This year, the 22nd of April marks 28 years since 18-year-old Stephen Lawrence was murdered in a racially motivated attack. His crime was waiting for a bus in Eltham with his friend, and instead of returning home to his family, he and his friend, Duwayne Brooks were chased by a racist mob who caught up with Stephen fatally stabbing him.
His story and his name will have been heard by many young black kids from London. And for me it wasn’t until 2012 that I realised why they always carried that extreme significance.
In that year, I remember the news reporting that two men were to stand trial for Stephen’s murder. I – of course – was baffled by this. Murdered in 1993 and the trial’s happening 19-years later?
Being young, and maybe naïve, I asked my mum why this was the case and why it was such a big thing. She explained to me, that this case wasn’t something that was just a ‘big thing’. It was something that would become history. She explained to me that back in 1993 when this horrific murder happened, it exposed a hard truth that Britain as a country has never really wanted to address. The institutional racism that resides in lots of organisations in this country, most importantly within the police.
The subsequent cover up and ‘Not Guilty’ verdict to men that had taken an innocent life was a massive blow to Black Britons and confirmed their worst fears about the where they stood in the country.
After hearing stories my great-grandmother had told me upon coming to the UK during the Windrush era, it saddened me that blatant racism still resided in the country I call home. That racism had survived beyond the days of my grandmother’s time of ‘No Blacks, No Irish and No Dogs.’
Still reeling from the previous year which included the fatal shooting of Mark Duggan and the protests/riots that followed. I became increasingly aware of the wider experiences of the Black community. It was affecting me. Significantly.
Following the trial and watching documentaries, educated me even further. I began to learn the names of those such as Cynthia Jarrett, Joy Gardner, Jimmy Mubenga and that of the New Cross Gate Fire victims.
It was a lot to process, and Stephen’s death deeply troubled me. I had the same gut-wrenching feeling that I had when I was 8 years old and read a book about the lynching of Emmitt Till. Until then, I had always thought such crimes only happened in America, but Stephen is a permanent reminder that the UK isn’t the exception.
With only two men being convicted for his murder – and tried as young adolescents, his case is the only one to date to overrule the ‘Double Jeopardy’ law. A law that typically prohibits a person being convicted or tried for the same crime twice.

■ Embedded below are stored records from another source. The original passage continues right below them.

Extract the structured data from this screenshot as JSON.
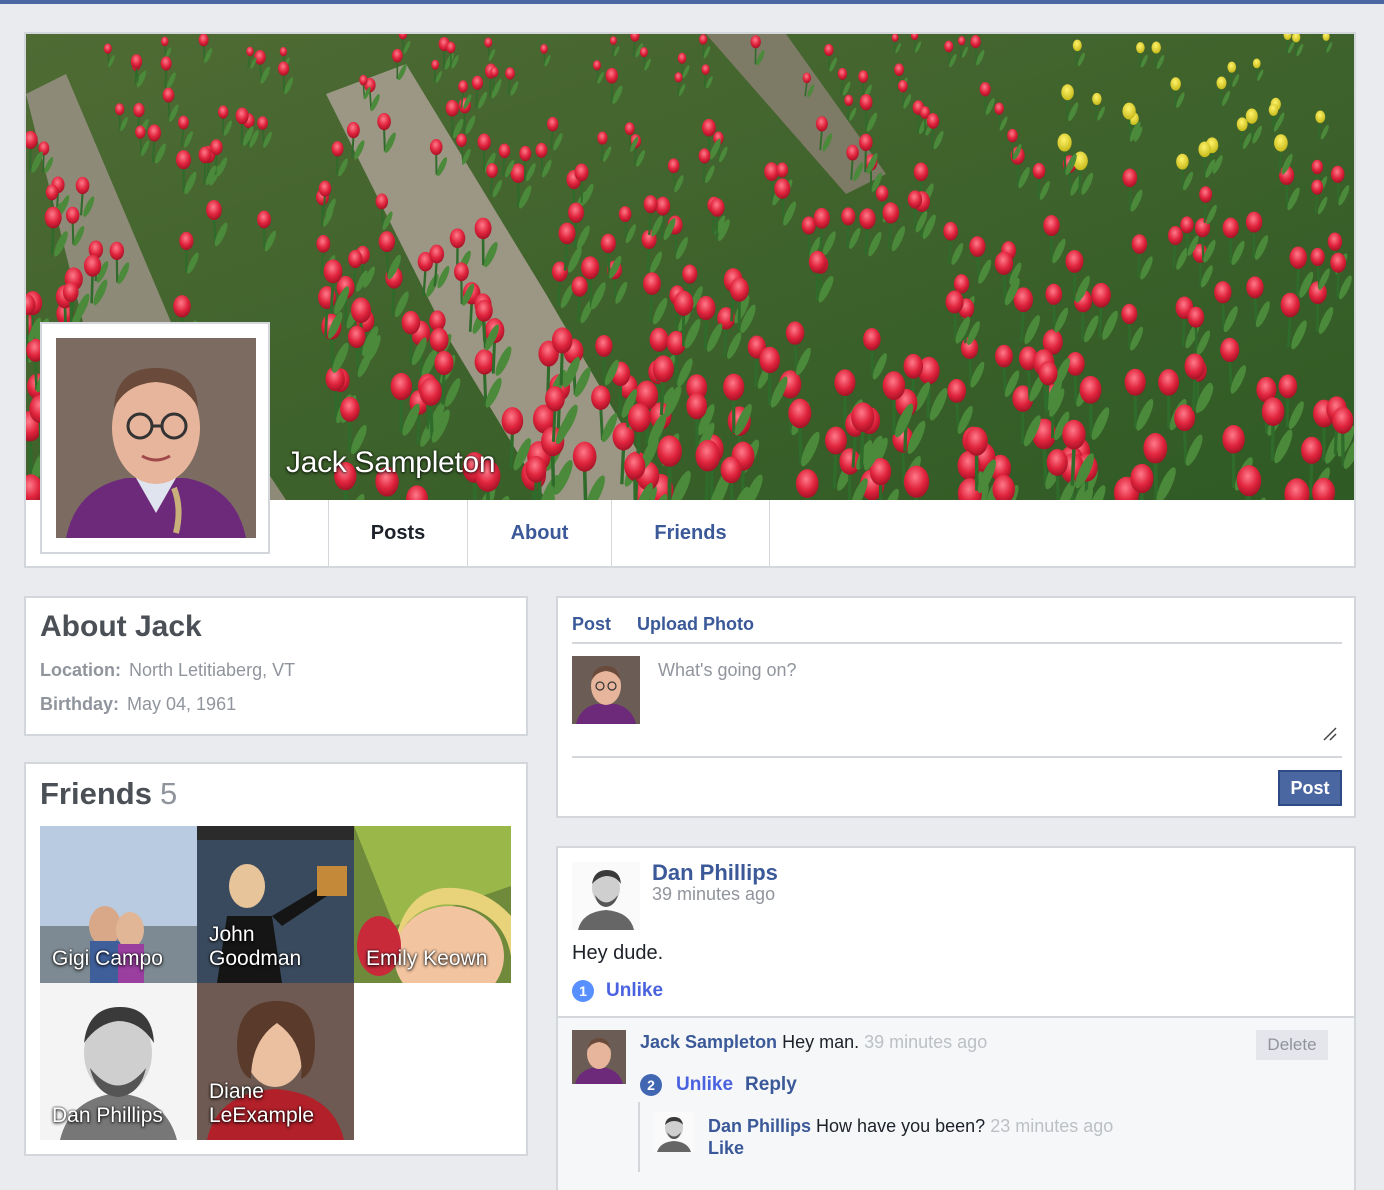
{
  "profile": {
    "name": "Jack Sampleton",
    "tabs": [
      "Posts",
      "About",
      "Friends"
    ]
  },
  "about": {
    "title": "About Jack",
    "location_label": "Location:",
    "location": "North Letitiaberg, VT",
    "birthday_label": "Birthday:",
    "birthday": "May 04, 1961"
  },
  "friends": {
    "title": "Friends",
    "count": "5",
    "items": [
      "Gigi Campo",
      "John Goodman",
      "Emily Keown",
      "Dan Phillips",
      "Diane LeExample"
    ]
  },
  "composer": {
    "tab_post": "Post",
    "tab_upload": "Upload Photo",
    "placeholder": "What's going on?",
    "submit": "Post"
  },
  "post": {
    "author": "Dan Phillips",
    "time": "39 minutes ago",
    "body": "Hey dude.",
    "like_count": "1",
    "unlike_label": "Unlike"
  },
  "comment": {
    "author": "Jack Sampleton",
    "text": "Hey man.",
    "time": "39 minutes ago",
    "delete_label": "Delete",
    "like_count": "2",
    "unlike_label": "Unlike",
    "reply_label": "Reply"
  },
  "reply": {
    "author": "Dan Phillips",
    "text": "How have you been?",
    "time": "23 minutes ago",
    "like_label": "Like"
  },
  "colors": {
    "accent": "#3b5998",
    "background": "#e9ebee",
    "button": "#4b67a1",
    "like_badge": "#5890ff"
  }
}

Despite not all of the involved being behind bars, it’s important to remember Stephen and his legacy to all of us. Though his life was cut short, his death was an important spark needed to challenge the dynamics of racism within this country. It’s a shame this narrative did not end with him, since by now, we remember many other Black people in the same way.
For centuries, across the world, Black people have been disregarded and dehumanised due to racist ideologies.
The murder of George Floyd was a reminder of the ongoing inequality and discrimination we face. It’s important we never forget those that we have lost on our journey, and the official Stephen Lawrence Day on the 22nd of April is a day we should never forget.